Why 2018 Has Been a Landmark Data Privacy Year

Research reveals how Americans feel about digital activity monitoring in the workplace and steps public and private sector organizations can take to gain the support of employees and to avoid violating their privacy.

Data.Privacy

If you ask the folks at security software maker Dtex, May, June and July 2018 may go down as three of the most significant months in the history of data privacy.

Case in point:

  • GDPR entered enforcement mode on May 25.
  • The Supreme Court of the United States ruled that the Fourth Amendment requires law enforcement to obtain a warrant before searching individuals’ cellphone location data.
  • California passed a landmark privacy law.
  • Verizon and AT&T pledged to stop selling mobile customer location data to third-party data brokers.

The data-privacy debate impacts consumers and employees. One side calls for absolute regard for privacy; another set of voices says that “consent” gives companies carte blanche to do what they please with data their users “voluntarily” provide. There is a group asserting that we should all be open to a middle-ground solution.

Why Employees Are Enabling More Freedom for Employees

Despite having legal authority to track every move employees make during the course of the workday, many employers are choosing to allow their workers more freedom and to reduce monitoring.

Often caught in the center are some of the hardest-working people in the IT industry today: security professionals. They are responsible for defending their organizations against non-stop attacks, human errors, data breaches, compliance violations and even cyber weapons that can cause physical damage.

Dtex Systems CEO Christy Wyatt pointed out to eWEEK that "the world has lost its tolerance for deceptive data practices, aggressive surveillance and privacy invasions. It’s also become more lawless.

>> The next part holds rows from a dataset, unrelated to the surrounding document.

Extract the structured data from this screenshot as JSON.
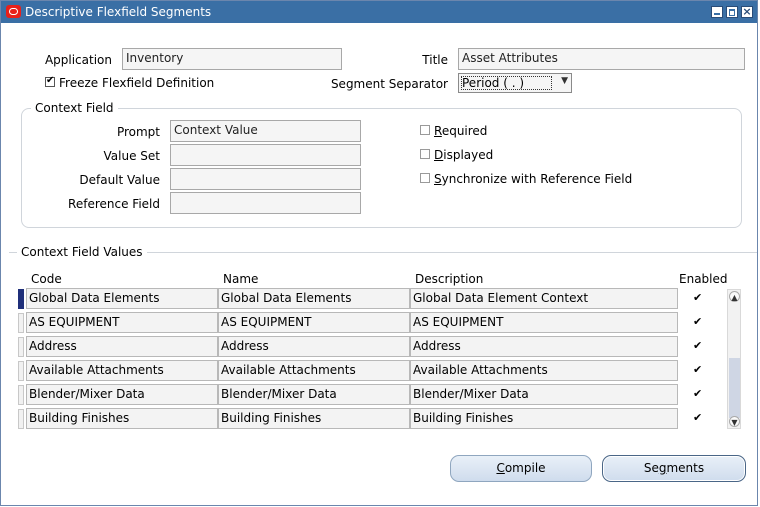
{
  "window": {
    "title": "Descriptive Flexfield Segments"
  },
  "header": {
    "application_label": "Application",
    "application_value": "Inventory",
    "title_label": "Title",
    "title_value": "Asset Attributes",
    "freeze_label": "Freeze Flexfield Definition",
    "freeze_checked": true,
    "separator_label": "Segment Separator",
    "separator_value": "Period ( . )"
  },
  "context_field": {
    "group_title": "Context Field",
    "prompt_label": "Prompt",
    "prompt_value": "Context Value",
    "value_set_label": "Value Set",
    "value_set_value": "",
    "default_value_label": "Default Value",
    "default_value_value": "",
    "reference_field_label": "Reference Field",
    "reference_field_value": "",
    "required_label": "Required",
    "required_checked": false,
    "displayed_label": "Displayed",
    "displayed_checked": false,
    "sync_label": "Synchronize with Reference Field",
    "sync_checked": false
  },
  "context_values": {
    "group_title": "Context Field Values",
    "columns": {
      "code": "Code",
      "name": "Name",
      "description": "Description",
      "enabled": "Enabled"
    },
    "rows": [
      {
        "code": "Global Data Elements",
        "name": "Global Data Elements",
        "description": "Global Data Element Context",
        "enabled": true,
        "current": true
      },
      {
        "code": "AS EQUIPMENT",
        "name": "AS EQUIPMENT",
        "description": "AS EQUIPMENT",
        "enabled": true,
        "current": false
      },
      {
        "code": "Address",
        "name": "Address",
        "description": "Address",
        "enabled": true,
        "current": false
      },
      {
        "code": "Available Attachments",
        "name": "Available Attachments",
        "description": "Available Attachments",
        "enabled": true,
        "current": false
      },
      {
        "code": "Blender/Mixer Data",
        "name": "Blender/Mixer Data",
        "description": "Blender/Mixer Data",
        "enabled": true,
        "current": false
      },
      {
        "code": "Building Finishes",
        "name": "Building Finishes",
        "description": "Building Finishes",
        "enabled": true,
        "current": false
      }
    ]
  },
  "buttons": {
    "compile": "Compile",
    "segments": "Segments"
  },
  "colors": {
    "titlebar": "#3a6fa5",
    "current_row_indicator": "#1f2f7a",
    "oracle_icon": "#e8201a"
  }
}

Edward Snowden, the insider who sabotaged Tesla, and the daily litany of ransomware and phishing attacks are all stark reminders of this reality."

To help the security professionals of the world find middle ground, Wyatt and Dtex commissioned a recent survey with Harris Poll. The results reveal how Americans feel about digital activity monitoring in the workplace and steps public and private sector organizations can take to gain the support of employees and to avoid violating their privacy.

Here are some data points from the research:

Data Point No. 1: Employers, you can monitor user behaviors and activities.

Employers simply need to make sure to focus activities on data breach and security incident prevention. According to the Harris Poll, 45 percent of Americans believe it is at least sometimes acceptable for employers to monitor employees’ digital activities to protect against security threats and data breaches.

Data Point No. 2: Your employees are on your side.

They just want you to let them know about user behavior and monitoring activities. According to the poll, 64 percent of Americans believe that employers have the right to monitor employees’ digital activities on personal or work-issued devices used to conduct work for security purposes, as long as they are transparent about it and let employees know up front that it is taking place.

Data Point No. 3: BYOD (bring your own device) is always a factor.

Employees may not resist policies and regulations requiring you to monitor how they use personal devices for work-related activities as long as you are transparent. According to the poll, 77 percent of employed Americans would be less concerned with their employer monitoring their digital activity on personal or work-issued devices they use to conduct work, as long as they are transparent about it and let them know up front.

Data Point No. 4: Let employees know up front what you’re doing.

According to the poll, 71 percent of Americans would not accept a job with an employer that monitors its employees’ digital activities on work-issued or personal devices they use to conduct work without letting employees know about monitoring up front.

Data Point No. 5: Are your employee retention rates high or low?

According to the poll, 70 percent of employed Americans would consider leaving an employer if they found out that the employer was monitoring their digital activities on personal or work-issued devices they use to conduct work without telling them up front.

Data Point No. 6: Are you hunting people or threats?

Digital activity-monitoring technologies provide insights ranging from deeply granular to high level. In situations where surveillance is required, you may need to understand exactly who users are and know every keystroke they tap. In environments where trust is valued, the ability to understand when a threat might be in play before looking at an individual’s behavior may be a better approach. According to the data, 62 percent of employed Americans would be comfortable with their employer monitoring their digital activities taking place on work-issued devices if it was for security purposes and the activity data was anonymized (i.e., the employer would only look at it if suspicious or threatening behaviors were detected). Thirty-six percent of employed Americans feel the same about employer monitoring on personal devices.

About the Survey: This survey was conducted online within the U.S. by the Harris Poll on behalf of Dtex Systems from June 14 to 18, 2018 among 2,024 U.S. adults ages 18 and older, among whom 833 are employed full-time. This online survey is not based on a probability sample and therefore no estimate of theoretical sampling error can be calculated.

You can read more about the survey here.

Chris Preimesberger

Chris J. Preimesberger

Chris J. Preimesberger is Editor-in-Chief of eWEEK and responsible for all the publication's coverage. In his 13 years and more than 4,000 articles at eWEEK, he has distinguished himself in reporting...